  10. ^ NASA's VIPER rover will look for water ice on the Moon Mariella Moon, ENGADGET, 26 October 2019
  11. ^ confirms plans to send prospecting rover to the moon. Jeff Foust, SpaceNews 27 October 2019
  12. ^ "VIPER lunar rover mission cost increases". SpaceNews. 3 March 2021. Retrieved 5 March 2021.
  13. ^ New VIPER lunar rover to map water ice on the moon Grey Hautaluoma and Alana Johnson, Published by PhysOrg on 28 October 2019
  14. ^ Foust, Jeff (13 April 2021). "Astrobotic selects Falcon Heavy to launch NASA's VIPER lunar rover". SpaceNews. Retrieved 13 April 2021.
  15. ^ NASA Looking to Mine Water on the Moon and Mars By Soderman NASA's Solar System Exploration Research Virtual Institute This article incorporates text from this source, which is in the public domain.
  16. ^ Pieters, C. M.; Goswami, J. N.; Clark, R. N.; Annadurai, M.; Boardman, J.; Buratti, B.; Combe, J.-P.; Dyar, M. D.; Green, R.; Head, J. W.; Hibbitts, C.; Hicks, M.; Isaacson, P.; Klima, R.; Kramer, G.; Kumar, S.; Livo, E.; Lundeen, S.; Malaret, E.; McCord, T.; Mustard, J.; Nettles, J.; Petro, N.; Runyon, C.; Staid, M.; Sunshine, J.; Taylor, L. A.; Tompkins, S.; Varanasi, P. (2009). "Character and Spatial Distribution of OH/H2O on the Surface of the Moon Seen by M3 on Chandrayaan-1". Science. 326 (5952): 568–572. Bibcode:2009Sci...326..568P. doi:10.1126/science.1178658. PMID 19779151. This article incorporates text from this source, which is in the public domain.
  17. ^ Elston, D.P. (1968) "Character and Geologic Habitat of Potential Deposits of Water, Carbon and Rare Gases on the Moon", Geological Problems in Lunar and Planetary Research, Proceedings of AAS/IAP Symposium, AAS Science and Technology Series, Supplement to Advances in the Astronautical Sciences, p. 441
  18. ^ "NASA – Lunar Prospector". lunar.arc.nasa.gov. Archived from the original on 14 September 2016. Retrieved 25 May 2015. This article incorporates text from this source, which is in the public domain.
  19. ^ "Mini-RF Monostatic Radar Observations of Permanently Shadowed Crater Floors" L. M. Jozwiak, G. W. Patterson, R. Perkins. Lunar ISRU 2019: Developing a New Space Economy Through Lunar Resources and Their Utilization July 15–17, 2019, Columbia, Maryland

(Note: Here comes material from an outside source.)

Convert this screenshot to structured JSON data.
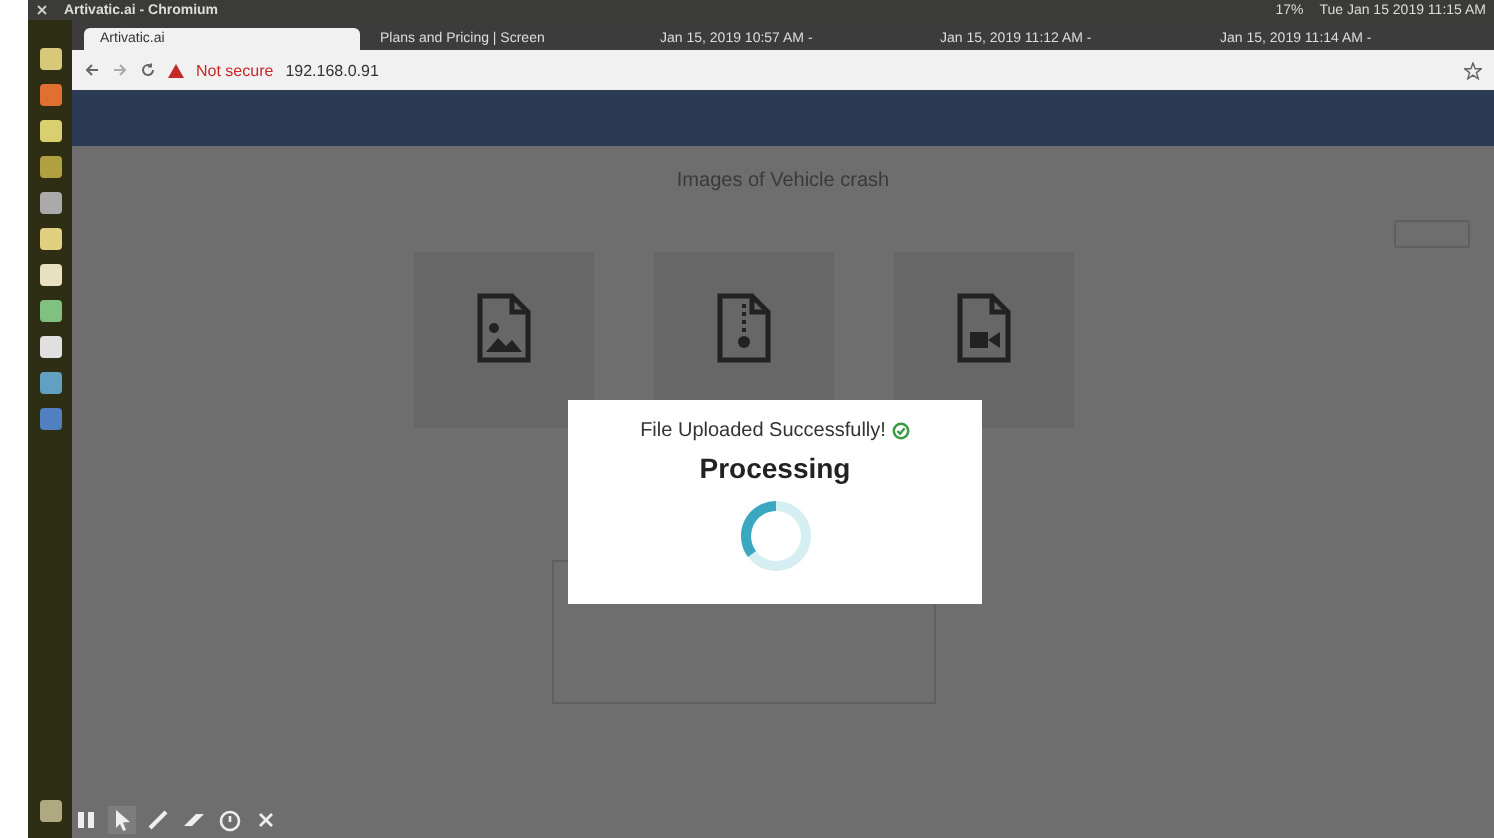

  20. ^ Nozette, Stewart; Spudis, Paul; Bussey, Ben; Jensen, Robert; Raney, Keith (January 2010). "The Lunar Reconnaissance Orbiter Miniature Radio Frequency (Mini-RF) Technology Demonstration". Space Science Reviews. 150 (1–4): 285–302. Bibcode:2010SSRv..150..285N. doi:10.1007/s11214-009-9607-5.
  21. ^ Neish, C. D.; D. B. J. Bussey; P. Spudis; W. Marshall; B. J. Thomson; G. W. Patterson; L. M. Carter (13 January 2011). "The nature of lunar volatiles as revealed by Mini-RF observations of the LCROSS impact site". Journal of Geophysical Research: Planets. 116 (E01005): 8. Bibcode:2011JGRE..116.1005N. doi:10.1029/2010JE003647. Retrieved 26 March 2012.

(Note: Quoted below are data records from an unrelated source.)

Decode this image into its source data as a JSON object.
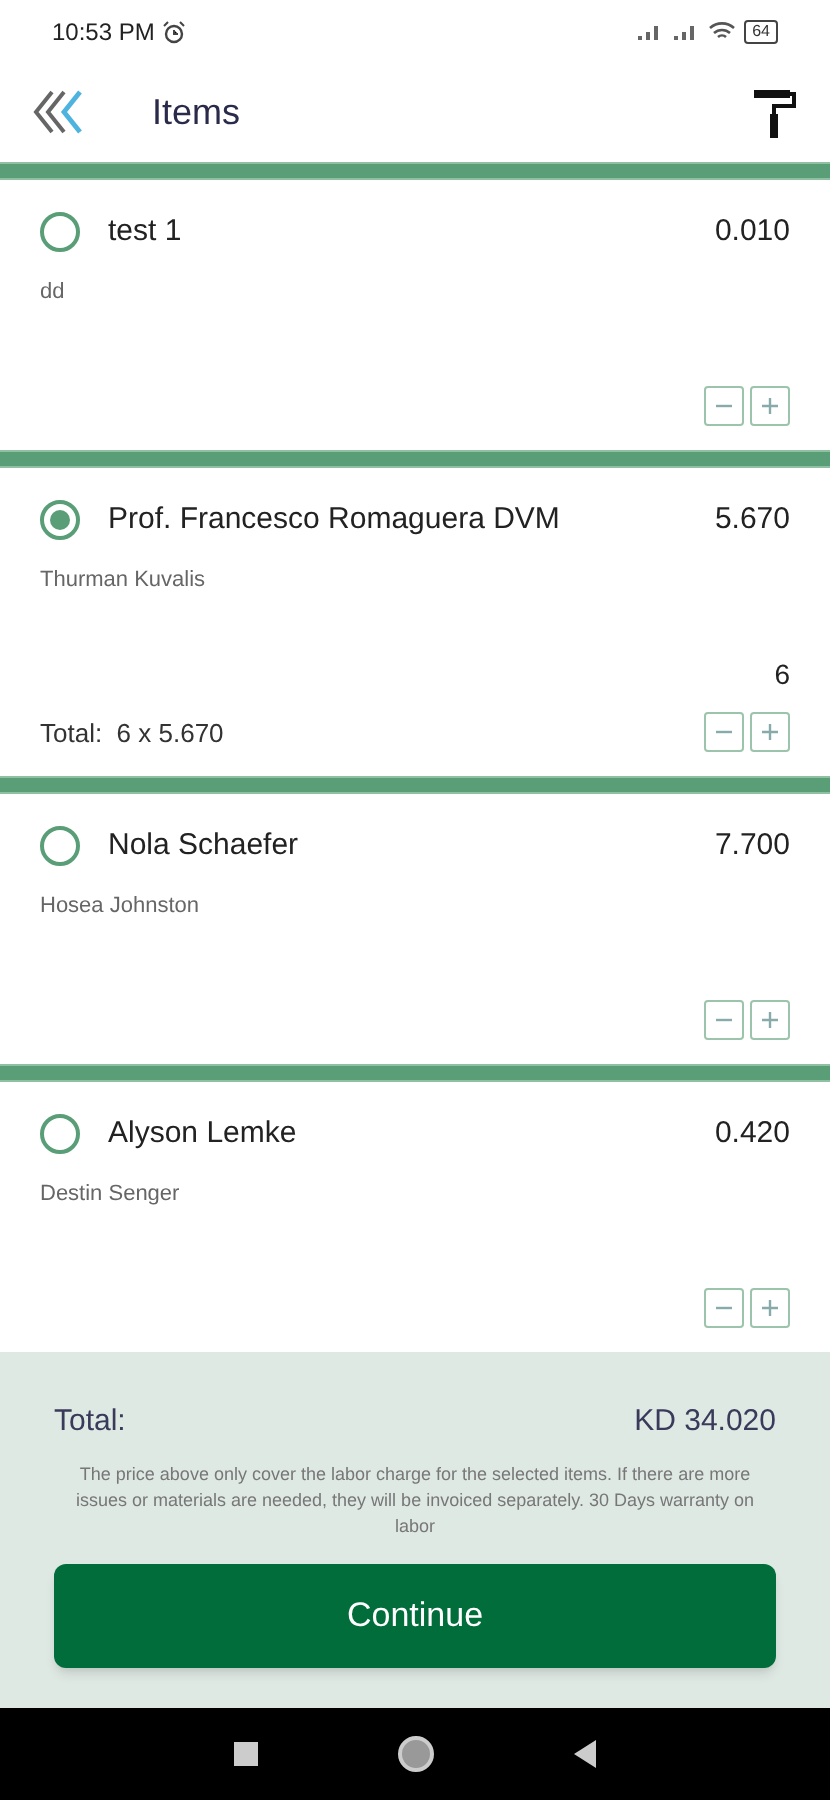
{
  "status_bar": {
    "time": "10:53 PM",
    "battery": "64"
  },
  "header": {
    "title": "Items"
  },
  "items": [
    {
      "name": "test 1",
      "price": "0.010",
      "subtitle": "dd",
      "selected": false
    },
    {
      "name": "Prof. Francesco Romaguera DVM",
      "price": "5.670",
      "subtitle": "Thurman Kuvalis",
      "selected": true,
      "quantity": "6",
      "total": "Total:  6 x 5.670"
    },
    {
      "name": "Nola Schaefer",
      "price": "7.700",
      "subtitle": "Hosea Johnston",
      "selected": false
    },
    {
      "name": "Alyson Lemke",
      "price": "0.420",
      "subtitle": "Destin Senger",
      "selected": false
    }
  ],
  "footer": {
    "total_label": "Total:",
    "total_value": "KD 34.020",
    "note": "The price above only cover the labor charge for the selected items. If there are more issues or materials are needed, they will be invoiced separately. 30 Days warranty on labor",
    "button": "Continue"
  }
}
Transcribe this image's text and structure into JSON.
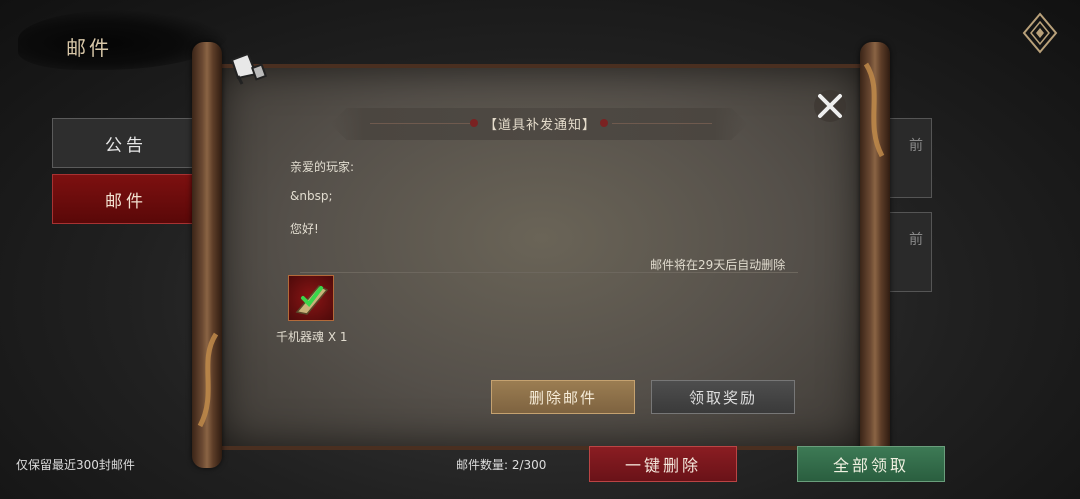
{
  "header": {
    "title": "邮件"
  },
  "tabs": [
    {
      "label": "公告",
      "active": false
    },
    {
      "label": "邮件",
      "active": true
    }
  ],
  "background_cards": {
    "c1_label": "前",
    "c2_label": "前"
  },
  "mail": {
    "title": "【道具补发通知】",
    "greeting": "亲爱的玩家:",
    "line2": "&nbsp;",
    "line3": "您好!",
    "expire_note": "邮件将在29天后自动删除",
    "attachment": {
      "label": "千机器魂 X 1",
      "icon": "item-icon"
    },
    "delete_label": "删除邮件",
    "claim_label": "领取奖励"
  },
  "footer": {
    "note": "仅保留最近300封邮件",
    "count_label": "邮件数量: 2/300",
    "delete_all_label": "一键删除",
    "claim_all_label": "全部领取"
  },
  "colors": {
    "active_tab": "#7d1010",
    "delete_all": "#8a1d22",
    "claim_all": "#3d7a55",
    "delete_mail": "#9b7d52"
  }
}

  22. ^ "Moon and likely initial in situ resource utilization (ISRU) applications" M. Anand, I. A. Crawford, M. Balat-Pichelin, S. Abanades, W. van Westrenen, G. Péraudeau, R. Jaumann, W. Seboldt; Planetary and Space Science; volume 74; issue 1; December 2012, pp. 42-48 doi:10.1016/j.pss.2012.08.012

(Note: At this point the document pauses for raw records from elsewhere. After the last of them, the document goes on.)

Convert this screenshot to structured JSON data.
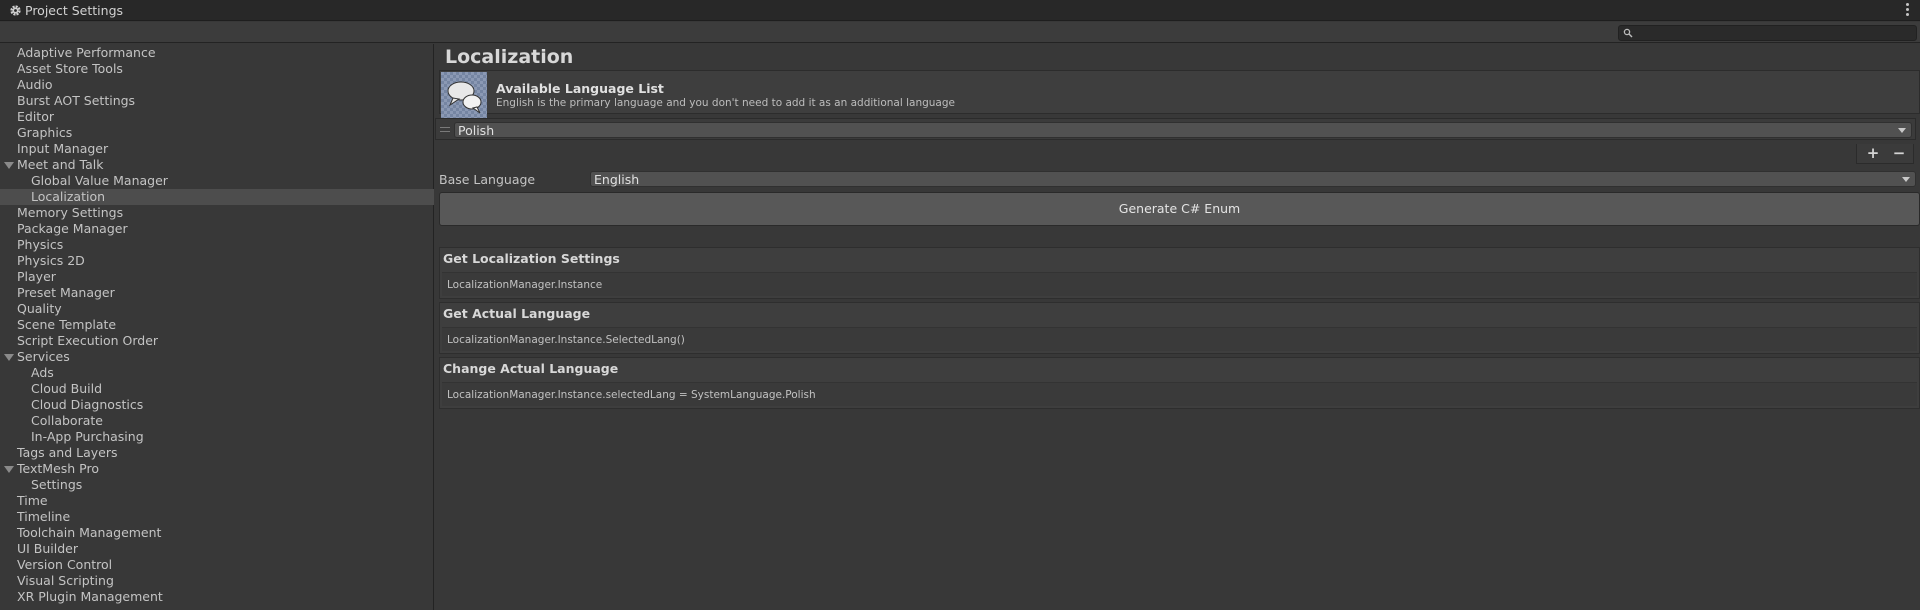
{
  "window": {
    "title": "Project Settings",
    "title_icon": "gear-icon",
    "menu_icon": "kebab-menu-icon"
  },
  "search": {
    "placeholder": "",
    "value": "",
    "icon": "search-icon"
  },
  "sidebar": {
    "items": [
      {
        "label": "Adaptive Performance",
        "level": 0
      },
      {
        "label": "Asset Store Tools",
        "level": 0
      },
      {
        "label": "Audio",
        "level": 0
      },
      {
        "label": "Burst AOT Settings",
        "level": 0
      },
      {
        "label": "Editor",
        "level": 0
      },
      {
        "label": "Graphics",
        "level": 0
      },
      {
        "label": "Input Manager",
        "level": 0
      },
      {
        "label": "Meet and Talk",
        "level": 0,
        "expanded": true
      },
      {
        "label": "Global Value Manager",
        "level": 1
      },
      {
        "label": "Localization",
        "level": 1,
        "selected": true
      },
      {
        "label": "Memory Settings",
        "level": 0
      },
      {
        "label": "Package Manager",
        "level": 0
      },
      {
        "label": "Physics",
        "level": 0
      },
      {
        "label": "Physics 2D",
        "level": 0
      },
      {
        "label": "Player",
        "level": 0
      },
      {
        "label": "Preset Manager",
        "level": 0
      },
      {
        "label": "Quality",
        "level": 0
      },
      {
        "label": "Scene Template",
        "level": 0
      },
      {
        "label": "Script Execution Order",
        "level": 0
      },
      {
        "label": "Services",
        "level": 0,
        "expanded": true
      },
      {
        "label": "Ads",
        "level": 1
      },
      {
        "label": "Cloud Build",
        "level": 1
      },
      {
        "label": "Cloud Diagnostics",
        "level": 1
      },
      {
        "label": "Collaborate",
        "level": 1
      },
      {
        "label": "In-App Purchasing",
        "level": 1
      },
      {
        "label": "Tags and Layers",
        "level": 0
      },
      {
        "label": "TextMesh Pro",
        "level": 0,
        "expanded": true
      },
      {
        "label": "Settings",
        "level": 1
      },
      {
        "label": "Time",
        "level": 0
      },
      {
        "label": "Timeline",
        "level": 0
      },
      {
        "label": "Toolchain Management",
        "level": 0
      },
      {
        "label": "UI Builder",
        "level": 0
      },
      {
        "label": "Version Control",
        "level": 0
      },
      {
        "label": "Visual Scripting",
        "level": 0
      },
      {
        "label": "XR Plugin Management",
        "level": 0
      }
    ]
  },
  "main": {
    "title": "Localization",
    "language_header": {
      "title": "Available Language List",
      "subtitle": "English is the primary language and you don't need to add it as an additional language",
      "icon": "speech-bubbles-icon"
    },
    "language_list": [
      "Polish"
    ],
    "add_button": "+",
    "remove_button": "−",
    "base_language": {
      "label": "Base Language",
      "value": "English"
    },
    "generate_button": "Generate C# Enum",
    "sections": [
      {
        "title": "Get Localization Settings",
        "code": "LocalizationManager.Instance"
      },
      {
        "title": "Get Actual Language",
        "code": "LocalizationManager.Instance.SelectedLang()"
      },
      {
        "title": "Change Actual Language",
        "code": "LocalizationManager.Instance.selectedLang = SystemLanguage.Polish"
      }
    ]
  },
  "colors": {
    "background": "#383838",
    "titlebar": "#282828",
    "selected_row": "#4d4d4d",
    "button": "#585858",
    "icon_tile": "#6f7f9b"
  }
}
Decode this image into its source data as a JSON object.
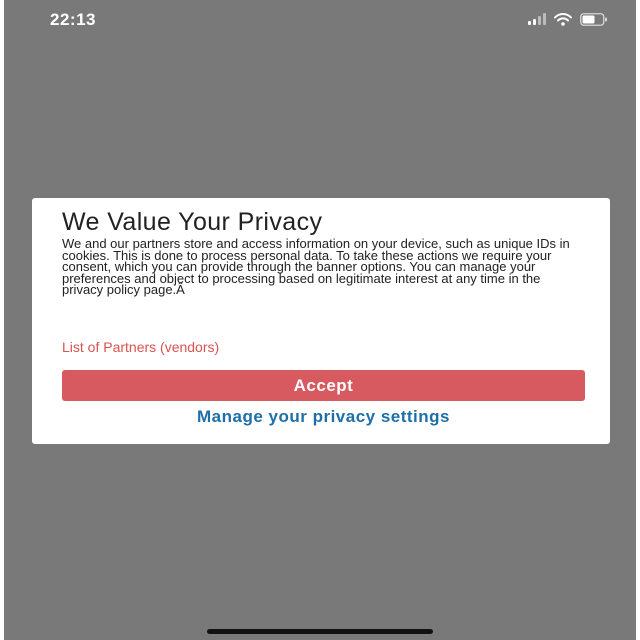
{
  "status_bar": {
    "time": "22:13",
    "icons": [
      "signal-icon",
      "wifi-icon",
      "battery-icon"
    ]
  },
  "consent_dialog": {
    "title": "We Value Your Privacy",
    "body": "We and our partners store and access information on your device, such as unique IDs in cookies. This is done to process personal data. To take these actions we require your consent, which you can provide through the banner options. You can manage your preferences and object to processing based on legitimate interest at any time in the privacy policy page.Â",
    "partners_link": "List of Partners (vendors)",
    "accept_label": "Accept",
    "manage_label": "Manage your privacy settings"
  },
  "colors": {
    "overlay": "#797979",
    "link_red": "#d9534f",
    "accept_button": "#d65a5f",
    "manage_blue": "#1e6fa8"
  }
}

  23. ^ Moon Mining Could Actually Work, with the Right Approach Leonard David, SPACE.com 15 March 2019
  24. ^ https://ntrs.nasa.gov/archive/nasa/casi.ntrs.nasa.gov/20190029655.pdf Lunar Exploration Science Objectives] S. J. Lawrence, NASA 2019 This article incorporates text from this source, which is in the public domain.
  25. ^ Where's the Water? Two Resource-Hunting Tools for the Moon's Surface NASA 10 March 2019 This article incorporates text from this source, which is in the public domain.